Halloween Horror Nights, the hugely popular fall event at Universal Studios Hollywood and Universal Orlando Resort, has been canceled, The Orlando Sentinel reported. The after-hours event is the latest victim of the coronavirus pandemic, which has hit the theme park and tourism industries particularly hard.
Halloween Horror Nights is a series of spooky events that takes place every year between late September and early November at the two U.S. resorts. On a handful of nights before and briefly after Halloween, the parks shut down early and allow customers who purchase a special ticket to come in and go through so-called "scare zones." These are haunted-house-like attractions often based on movies to which Universal has the rights. Outside of the scare zones, cast members in gruesome makeup menace attendees.
This year, it's lights out for the after-hours event.
In a news release published on Friday, the company said that the safety protocols required of guests and employees aren't compatible with the special-ticket party.
"Universal Orlando Resort will be focusing exclusively on operating its theme parks for daytime guests, using the enhanced health and safety procedures already in place. We know this decision will disappoint our fans and guests. We are disappointed, too. But we look forward to creating an amazing event in 2021," the statement reads in part.
This would have been the 30th edition of the event.
Duff Mason, co-host of HHN365 podcast, says the cancellation wasn't unexpected, considering the impact the coronavirus has had on the industry.
"I think the majority of fans expected it to happen... it makes a lot of sense to cancel," he said.
He also noted that the event brings in thousands of fans, with long lines at several attractions. He posited that it would be impossible to maintain social distancing in that environment.
Dennis Speigel, president of Ohio-based International Theme Park Services, says that Halloween events at Universal, Walt Disney World, and other theme parks are huge money-makers in the industry.
"I have seen them make or break a park's season based on how well Halloween is attended," he said.
Meanwhile, Walt Disney World has canceled its own Halloween event, Mickey's Not-So-Scary Halloween Party, due to the coronavirus pandemic.
Universal, like its Central Florida competitor, has strict protocols in place to keep their parks safe from the deadly pandemic.

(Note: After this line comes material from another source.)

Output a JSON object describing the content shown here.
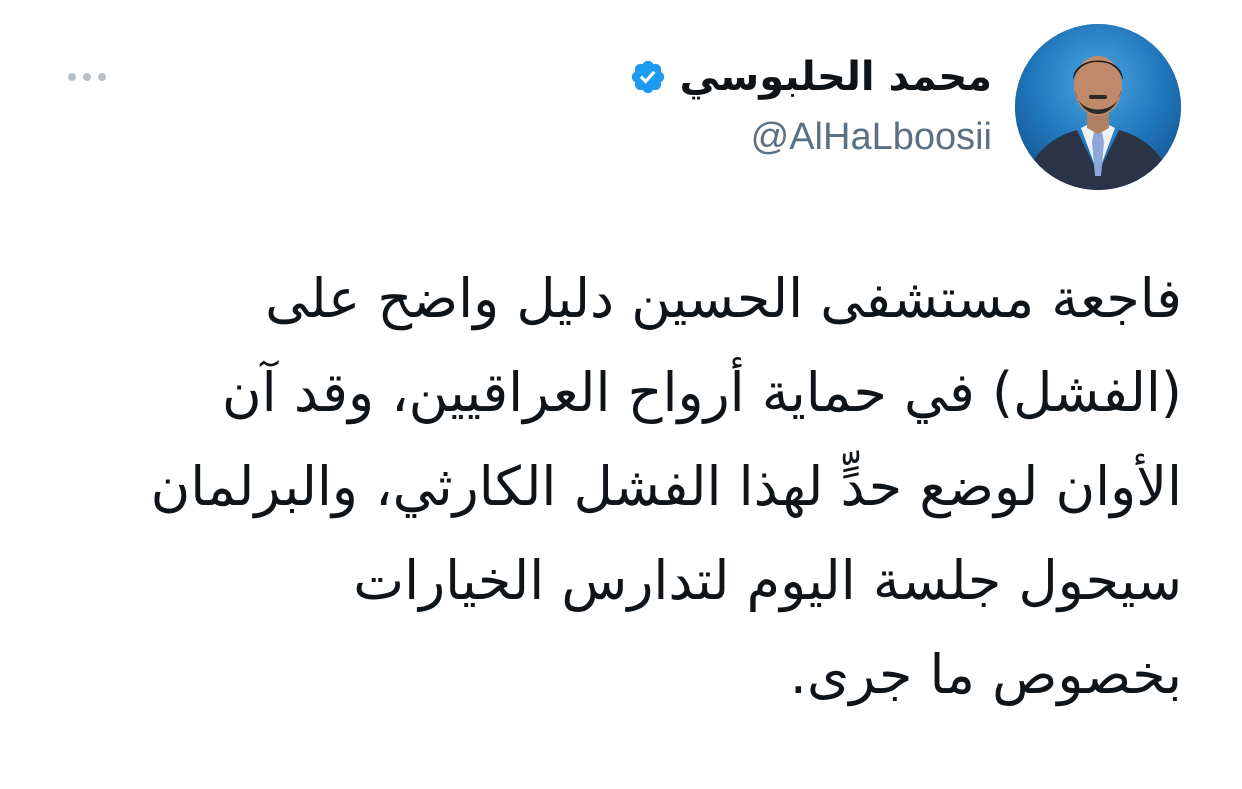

Those include requiring masks of both attendees and employees, keeping customers six feet apart, and multiple hand-washing stations, among others.